Israeli troops arrested dozens of Palestinians today during a search of the West Bank city of Jenin for militants involved in a suicide bombing, and a U.S. envoy left the region with neither side optimistic about the latest peace proposal.

In an army operation that began Friday, soldiers imposed a curfew on the 50,000 residents of the city and its refugee camp and began searching from house to house after dark tonight.

Dozens of Palestinians were arrested in the searches, including residents with no connections to militant groups, witnesses said. The army said soldiers arrested 30 suspects including a bomber on the way to an attack and two relatives of one of the two teenage suicide bombers who carried out an attack on a bus last Monday that killed 14 people.

In the Gaza Strip, a 13-year-old Palestinian boy was killed in the Rafah refugee camp when soldiers shot at Palestinians throwing stones and firebombs, local residents said. The army said there were heavy exchanges of fire in the area and the boy may have been hit by Palestinian fire.

Two more Palestinians were injured after dark in Rafah, when troops shot as about 15 tanks and two bulldozers moved into the camp and began demolishing structures not far from the border with Egypt, residents said.

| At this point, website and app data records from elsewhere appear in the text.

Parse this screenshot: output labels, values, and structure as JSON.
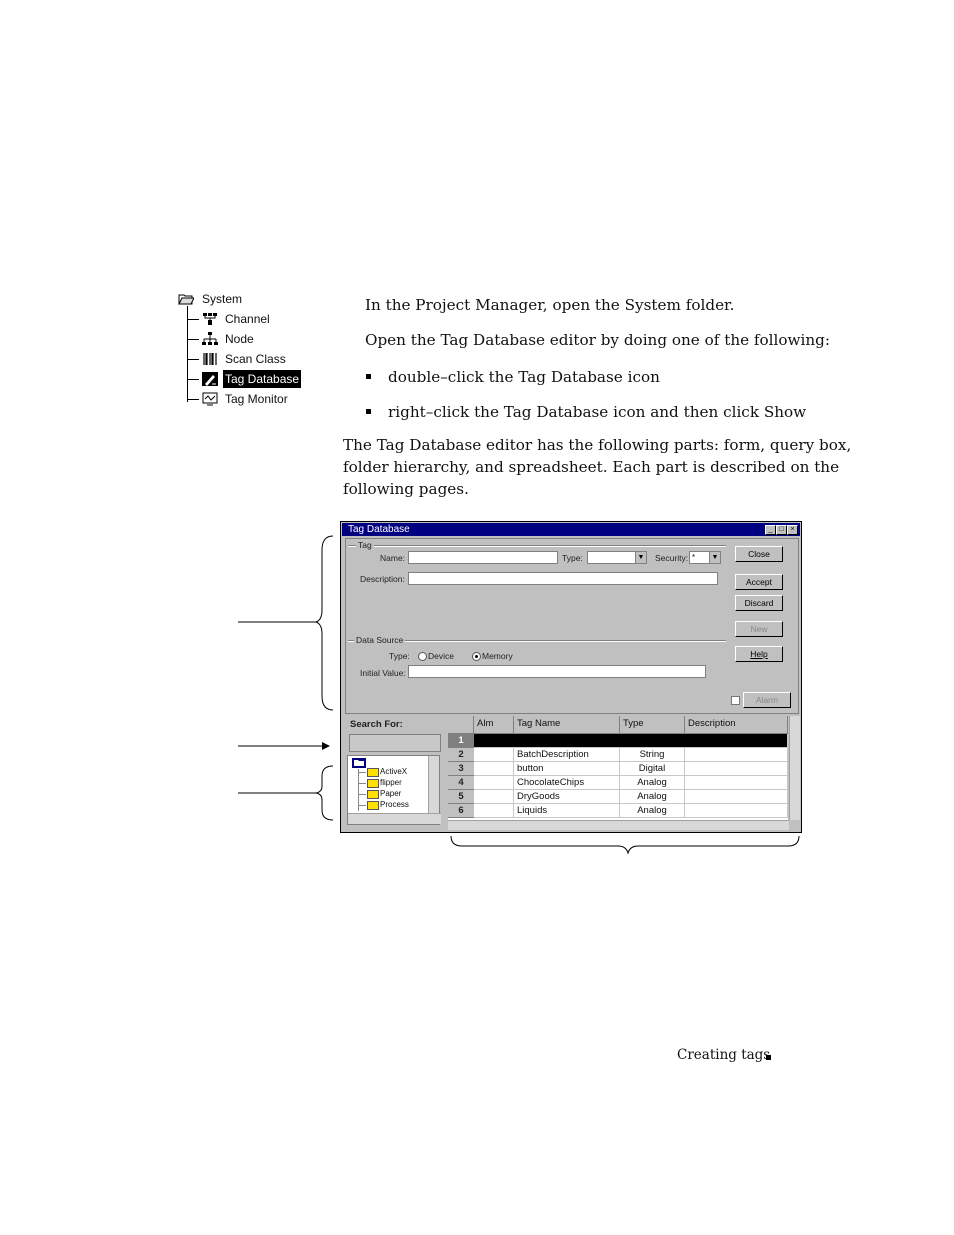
{
  "tree": {
    "root": "System",
    "items": [
      "Channel",
      "Node",
      "Scan Class",
      "Tag Database",
      "Tag Monitor"
    ]
  },
  "text": {
    "p1": "In the Project Manager, open the System folder.",
    "p2": "Open the Tag Database editor by doing one of the following:",
    "b1": "double–click the Tag Database icon",
    "b2": "right–click the Tag Database icon and then click Show",
    "p3_l1": "The Tag Database editor has the following parts: form, query box,",
    "p3_l2": "folder hierarchy, and spreadsheet. Each part is described on the",
    "p3_l3": "following pages."
  },
  "window": {
    "title": "Tag Database",
    "tag_group": "Tag",
    "name_label": "Name:",
    "type_label": "Type:",
    "security_label": "Security:",
    "security_value": "*",
    "description_label": "Description:",
    "datasource_group": "Data Source",
    "ds_type_label": "Type:",
    "device_label": "Device",
    "memory_label": "Memory",
    "initial_value_label": "Initial Value:",
    "buttons": {
      "close": "Close",
      "accept": "Accept",
      "discard": "Discard",
      "new": "New",
      "help": "Help",
      "alarm": "Alarm"
    },
    "search_for": "Search For:",
    "folders": [
      "ActiveX",
      "flipper",
      "Paper",
      "Process"
    ],
    "grid": {
      "headers": [
        "Alm",
        "Tag Name",
        "Type",
        "Description"
      ],
      "rows": [
        {
          "n": "1",
          "name": "",
          "type": ""
        },
        {
          "n": "2",
          "name": "BatchDescription",
          "type": "String"
        },
        {
          "n": "3",
          "name": "button",
          "type": "Digital"
        },
        {
          "n": "4",
          "name": "ChocolateChips",
          "type": "Analog"
        },
        {
          "n": "5",
          "name": "DryGoods",
          "type": "Analog"
        },
        {
          "n": "6",
          "name": "Liquids",
          "type": "Analog"
        }
      ]
    }
  },
  "footer": {
    "text": "Creating tags"
  }
}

Meanwhile, Assistant Secretary of State William J. Burns wrapped up a visit during which he presented the Israelis and Palestinians with the peace plan that calls for a provisional Palestinian state by the end of 2003 and full independence by 2005.

But Israel complained that the proposal did not fully address its security concerns, while Palestinians said the plan's omission of presidential elections was an effort to sideline Palestinian leader Yasser Arafat.

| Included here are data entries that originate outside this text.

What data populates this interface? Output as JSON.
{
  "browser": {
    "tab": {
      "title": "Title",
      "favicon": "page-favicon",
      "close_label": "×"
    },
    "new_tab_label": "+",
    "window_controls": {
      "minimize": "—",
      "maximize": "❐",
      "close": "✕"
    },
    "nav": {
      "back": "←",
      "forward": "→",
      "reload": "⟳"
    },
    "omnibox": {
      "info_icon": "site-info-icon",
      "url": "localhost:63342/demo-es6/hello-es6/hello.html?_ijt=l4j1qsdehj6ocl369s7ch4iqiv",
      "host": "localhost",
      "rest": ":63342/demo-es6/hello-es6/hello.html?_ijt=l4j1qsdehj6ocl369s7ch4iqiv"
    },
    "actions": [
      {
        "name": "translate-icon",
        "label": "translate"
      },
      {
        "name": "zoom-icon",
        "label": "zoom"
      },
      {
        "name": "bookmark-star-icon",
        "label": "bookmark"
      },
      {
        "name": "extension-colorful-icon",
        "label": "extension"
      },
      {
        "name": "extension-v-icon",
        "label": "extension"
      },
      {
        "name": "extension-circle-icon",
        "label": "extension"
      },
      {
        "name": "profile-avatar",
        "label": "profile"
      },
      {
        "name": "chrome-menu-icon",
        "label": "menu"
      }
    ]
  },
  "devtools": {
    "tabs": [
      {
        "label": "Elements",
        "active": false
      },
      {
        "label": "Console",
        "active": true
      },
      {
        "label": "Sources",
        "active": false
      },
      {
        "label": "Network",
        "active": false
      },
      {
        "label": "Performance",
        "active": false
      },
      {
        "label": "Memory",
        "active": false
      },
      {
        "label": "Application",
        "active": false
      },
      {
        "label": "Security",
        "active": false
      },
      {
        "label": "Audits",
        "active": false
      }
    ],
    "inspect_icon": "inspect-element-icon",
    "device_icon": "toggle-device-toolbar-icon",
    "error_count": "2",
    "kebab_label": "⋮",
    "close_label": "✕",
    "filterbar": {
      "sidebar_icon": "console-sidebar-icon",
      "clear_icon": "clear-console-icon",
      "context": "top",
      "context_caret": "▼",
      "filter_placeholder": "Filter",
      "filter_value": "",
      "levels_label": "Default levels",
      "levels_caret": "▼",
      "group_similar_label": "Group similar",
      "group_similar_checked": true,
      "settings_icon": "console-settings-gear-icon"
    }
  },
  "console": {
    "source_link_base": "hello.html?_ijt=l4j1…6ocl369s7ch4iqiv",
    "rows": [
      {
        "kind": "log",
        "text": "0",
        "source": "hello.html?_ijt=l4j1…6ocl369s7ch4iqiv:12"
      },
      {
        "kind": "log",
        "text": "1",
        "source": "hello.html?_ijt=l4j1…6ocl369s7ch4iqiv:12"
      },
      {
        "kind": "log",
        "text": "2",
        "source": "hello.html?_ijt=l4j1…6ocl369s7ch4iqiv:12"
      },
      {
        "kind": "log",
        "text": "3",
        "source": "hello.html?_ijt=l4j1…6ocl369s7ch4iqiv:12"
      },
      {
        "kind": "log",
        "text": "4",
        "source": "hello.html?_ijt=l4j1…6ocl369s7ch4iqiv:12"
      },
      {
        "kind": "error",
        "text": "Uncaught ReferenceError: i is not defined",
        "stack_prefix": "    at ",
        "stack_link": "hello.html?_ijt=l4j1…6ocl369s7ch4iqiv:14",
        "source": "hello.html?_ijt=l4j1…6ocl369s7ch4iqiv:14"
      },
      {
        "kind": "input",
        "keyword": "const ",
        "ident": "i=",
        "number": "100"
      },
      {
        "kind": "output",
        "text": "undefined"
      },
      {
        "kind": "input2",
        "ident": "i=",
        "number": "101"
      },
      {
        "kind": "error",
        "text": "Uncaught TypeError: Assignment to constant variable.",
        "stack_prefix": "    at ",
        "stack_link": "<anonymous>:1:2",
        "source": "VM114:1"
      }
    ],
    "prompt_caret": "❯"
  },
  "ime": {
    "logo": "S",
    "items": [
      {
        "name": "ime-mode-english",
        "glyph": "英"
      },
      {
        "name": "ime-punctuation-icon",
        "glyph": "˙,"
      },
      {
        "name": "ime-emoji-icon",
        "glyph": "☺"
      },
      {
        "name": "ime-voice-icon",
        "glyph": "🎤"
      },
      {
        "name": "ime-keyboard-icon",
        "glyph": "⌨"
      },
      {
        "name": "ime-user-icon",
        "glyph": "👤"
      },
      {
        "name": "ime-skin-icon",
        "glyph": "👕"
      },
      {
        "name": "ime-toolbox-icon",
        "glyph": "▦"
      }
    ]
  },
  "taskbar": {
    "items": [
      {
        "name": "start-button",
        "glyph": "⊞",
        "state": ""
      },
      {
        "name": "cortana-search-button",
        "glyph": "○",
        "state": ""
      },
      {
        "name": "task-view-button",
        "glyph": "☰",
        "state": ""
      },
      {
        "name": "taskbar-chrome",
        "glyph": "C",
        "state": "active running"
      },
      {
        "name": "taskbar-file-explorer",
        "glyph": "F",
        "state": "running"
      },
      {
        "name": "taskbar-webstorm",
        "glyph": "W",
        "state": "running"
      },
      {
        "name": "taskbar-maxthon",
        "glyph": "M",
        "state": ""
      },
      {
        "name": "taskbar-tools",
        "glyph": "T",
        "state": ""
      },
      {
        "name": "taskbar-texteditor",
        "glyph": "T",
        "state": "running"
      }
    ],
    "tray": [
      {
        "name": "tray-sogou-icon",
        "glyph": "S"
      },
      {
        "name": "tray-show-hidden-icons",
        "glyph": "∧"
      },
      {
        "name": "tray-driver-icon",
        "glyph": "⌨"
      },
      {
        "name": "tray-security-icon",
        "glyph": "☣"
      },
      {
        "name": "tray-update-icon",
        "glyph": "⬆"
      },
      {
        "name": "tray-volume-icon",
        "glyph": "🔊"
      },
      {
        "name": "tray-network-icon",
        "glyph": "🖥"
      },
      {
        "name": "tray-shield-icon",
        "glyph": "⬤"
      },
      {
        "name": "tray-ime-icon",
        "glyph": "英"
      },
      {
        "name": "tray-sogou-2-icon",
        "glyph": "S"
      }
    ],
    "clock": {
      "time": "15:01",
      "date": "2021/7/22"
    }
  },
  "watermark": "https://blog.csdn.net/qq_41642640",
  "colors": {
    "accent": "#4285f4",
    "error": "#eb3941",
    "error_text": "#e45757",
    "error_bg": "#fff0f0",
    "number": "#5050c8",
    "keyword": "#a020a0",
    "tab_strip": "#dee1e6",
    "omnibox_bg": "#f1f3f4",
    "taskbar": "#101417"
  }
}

Arafat has said he is still studying the plan and Israeli Prime Minister Ariel Sharon is scheduled to respond within a week.

Burns will take the comments back to the "quartet" -- the United States, United Nations, European Union, and Russia -- which is to adopt the final plan by December.

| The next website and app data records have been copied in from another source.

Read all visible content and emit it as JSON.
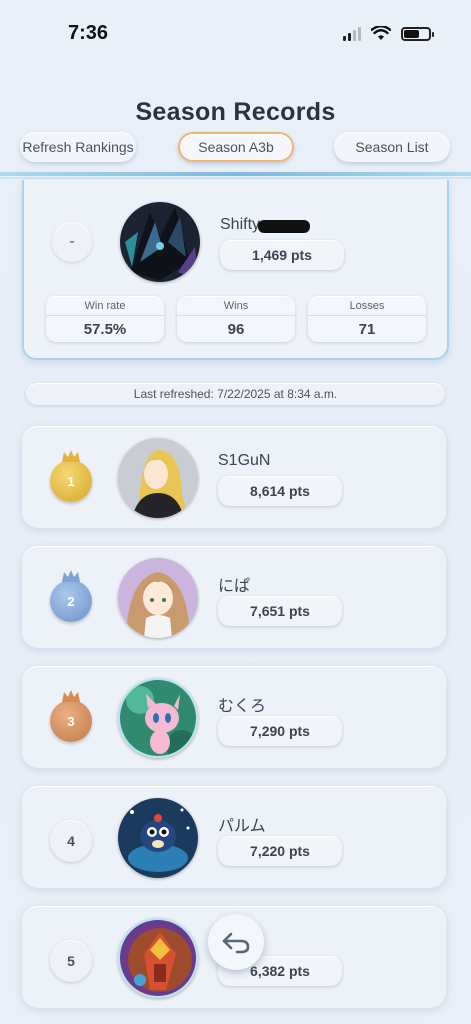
{
  "status_bar": {
    "time": "7:36"
  },
  "header": {
    "title": "Season Records",
    "tabs": [
      "Refresh Rankings",
      "Season A3b",
      "Season List"
    ]
  },
  "my_record": {
    "rank": "-",
    "name": "Shifty",
    "points": "1,469 pts",
    "stats": [
      {
        "label": "Win rate",
        "value": "57.5%"
      },
      {
        "label": "Wins",
        "value": "96"
      },
      {
        "label": "Losses",
        "value": "71"
      }
    ]
  },
  "last_refreshed": "Last refreshed: 7/22/2025 at 8:34 a.m.",
  "rankings": [
    {
      "rank": "1",
      "name": "S1GuN",
      "points": "8,614 pts",
      "medal": "gold"
    },
    {
      "rank": "2",
      "name": "にぱ",
      "points": "7,651 pts",
      "medal": "silver"
    },
    {
      "rank": "3",
      "name": "むくろ",
      "points": "7,290 pts",
      "medal": "bronze"
    },
    {
      "rank": "4",
      "name": "パルム",
      "points": "7,220 pts",
      "medal": "none"
    },
    {
      "rank": "5",
      "name": "",
      "points": "6,382 pts",
      "medal": "none"
    }
  ],
  "colors": {
    "accent_tab_border": "#f0b774",
    "header_line": "#6fb6d8",
    "gold": "#d6a928",
    "silver": "#6c92c9",
    "bronze": "#c17945"
  }
}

The U.S. snub of Arafat was clear in Burns' visit -- the envoy met with a Palestinian legislator at her home just a few yards from Arafat's office in the West Bank city of Ramallah. The United States has criticized Arafat for not taking a firmer hand against anti-Israeli militants and has also pressed for political and economic reform in the Palestinian Authority.

In explaining Israel's operation in Jenin, Israeli Defense Minister Binyamin Ben-Eliezer called the city a "capital of terror" and said troops would "clean up" the town. Arafat called the incursion a "crime."

Near Jenin today, troops arrested an activist of the militant group Hamas, Mahmud Abadi, who was on his way to carry out a suicide bombing in Israel, the army said.

The Israeli operation in Jenin will continue for a week or longer, Israeli television reported. Israeli troops have been in most West Bank towns since June as part of an operation that began after a series of suicide bombings.

Israeli troops pulled back to the outskirts of Jenin on Oct. 18, but the suicide attack in Northern Israel came three days later, and Israel said the bombers were from the Jenin area.

In addition to those in Jenin, about 15 Palestinians were arrested in the West Bank over the weekend, the army said.

Overnight in the West Bank city of Nablus, members of the al-Aqsa Martyrs Brigade, a militia linked to Arafat's Fatah movement, dragged two sisters from their home and shot them both in their legs, claiming they collaborated with Israel's intelligence services.

One of the women, Haifa Rihan, a 39-year-old divorced mother of six, died afterward, an al-Aqsa member said on condition of anonymity.